Clinical and public health solutions to emerging infectious diseases must be addressed in the context of rapidly changing, interconnected social and ecological systems. An essential first step is to build the capacity of the health sector to understand and respond to these changes. To respond to this need, the Global Consortium on Climate & Health Education (GCCHE) has established a rapidly growing global network of health professions schools, health societies, and regional health organizations to “create a global climate-ready health sector, prepared to mobilize and lead health promotion and response in the era of climate change, while restoring the health of the planet”.
In April 2022, the Inter-American Institute for Global Change Research (IAI), the Pan American Health Organization, and the GCCHE partnered to launch a virtual course entitled “Climate & Health Responders for Latin America.” The response was overwhelmingly positive. Over five weeks, over 1500 people from across the Americas and beyond participated in live sessions with experts from Latin America. Similar courses were conducted in North America and the Caribbean, reaching thousands of professionals across the Americas.

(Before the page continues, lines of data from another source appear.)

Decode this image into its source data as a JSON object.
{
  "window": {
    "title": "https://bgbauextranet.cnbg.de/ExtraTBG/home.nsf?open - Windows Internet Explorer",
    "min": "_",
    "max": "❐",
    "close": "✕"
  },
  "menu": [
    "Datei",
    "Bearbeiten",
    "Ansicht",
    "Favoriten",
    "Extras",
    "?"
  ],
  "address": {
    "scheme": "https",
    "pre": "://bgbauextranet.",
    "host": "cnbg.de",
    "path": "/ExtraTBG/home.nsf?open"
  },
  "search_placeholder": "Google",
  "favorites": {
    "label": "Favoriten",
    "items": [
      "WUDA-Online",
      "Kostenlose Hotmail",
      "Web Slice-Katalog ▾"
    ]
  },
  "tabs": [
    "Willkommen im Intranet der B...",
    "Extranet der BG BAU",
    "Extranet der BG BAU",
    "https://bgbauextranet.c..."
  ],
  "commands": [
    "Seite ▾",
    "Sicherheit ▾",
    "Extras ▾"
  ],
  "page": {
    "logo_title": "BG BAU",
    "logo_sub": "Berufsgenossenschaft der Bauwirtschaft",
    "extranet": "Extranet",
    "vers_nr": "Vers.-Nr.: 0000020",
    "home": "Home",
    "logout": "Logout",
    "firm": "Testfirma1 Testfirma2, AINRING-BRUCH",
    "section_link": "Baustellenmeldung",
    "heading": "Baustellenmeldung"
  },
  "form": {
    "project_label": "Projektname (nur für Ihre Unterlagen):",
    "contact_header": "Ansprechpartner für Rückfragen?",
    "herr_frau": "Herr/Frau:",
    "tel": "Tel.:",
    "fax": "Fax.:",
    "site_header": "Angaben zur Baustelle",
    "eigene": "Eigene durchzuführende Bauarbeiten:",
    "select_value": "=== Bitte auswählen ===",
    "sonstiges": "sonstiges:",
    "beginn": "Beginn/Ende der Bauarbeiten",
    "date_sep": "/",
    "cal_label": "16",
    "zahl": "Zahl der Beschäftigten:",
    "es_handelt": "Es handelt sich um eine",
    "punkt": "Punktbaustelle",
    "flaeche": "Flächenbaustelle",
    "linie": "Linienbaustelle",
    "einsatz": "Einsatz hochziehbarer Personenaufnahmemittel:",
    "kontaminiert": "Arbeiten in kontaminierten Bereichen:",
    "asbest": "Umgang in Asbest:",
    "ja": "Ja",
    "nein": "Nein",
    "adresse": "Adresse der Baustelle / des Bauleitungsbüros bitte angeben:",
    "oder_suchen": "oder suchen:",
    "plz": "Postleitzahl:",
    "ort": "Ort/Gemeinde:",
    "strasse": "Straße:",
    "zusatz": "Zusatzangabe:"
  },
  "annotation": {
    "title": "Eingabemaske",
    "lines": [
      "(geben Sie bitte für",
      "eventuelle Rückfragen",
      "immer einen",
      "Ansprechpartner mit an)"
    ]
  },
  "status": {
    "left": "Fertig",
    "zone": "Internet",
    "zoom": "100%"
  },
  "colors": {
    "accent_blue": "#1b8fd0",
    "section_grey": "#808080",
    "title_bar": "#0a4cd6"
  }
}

This course revealed the high demand for climate & health training from diverse sectors, including government ministries, academia, and civil society. Some Ministries of Health reported that this course allowed them to address their training needs as part of their commitment to the UNFCCC international climate change agreement. To continue to support this effort, a regional (Americas) community of practice will be launched in September 2022. A virtual platform will bring together policy practitioners, researchers, and civil society to share knowledge and best practices to combat emerging infectious diseases and other health issues affected by climate and the environment.
Co-designing solutions through equitable transdisciplinary partnerships
Fundamentally, a One Health or Planetary Health approach requires a shift in how scientists, health professionals, and civil society work together. Equitable collaborations and trusting partnerships are essential, built by partners committed to a long-term engagement process. Health practitioners, civil society, and stakeholders from other key sectors should identify their communities’ priorities and solutions. Professionals and scientists from diverse disciplines can work with these partners to co-design evidence-based solutions for their communities. This transdisciplinary approach is a best practice to develop tools and information that can be used by the health sector to make informed decisions about how, when and where to intervene to prevent an epidemic.
Solutions include improved surveillance systems to detect emerging disease threats, new vaccines and therapeutics, innovations to control mosquito-borne diseases, and early warning systems to predict disease outbreaks. This requires a long-term funding commitment from the most significant global health funders, like Wellcome Trust and the Gates Foundation, to support One Health teams led by investigators in the Global South.
This also requires training for early career researchers and practitioners in collaborative leadership skills such as listening, facilitation, diplomacy, communication, and personal self-reflection. Addressing emerging infectious diseases requires a radical transformation of the systemic oppressions – colonialism, racism, sexism, classism – that continue to shape how we work together and the health of our current and future generations.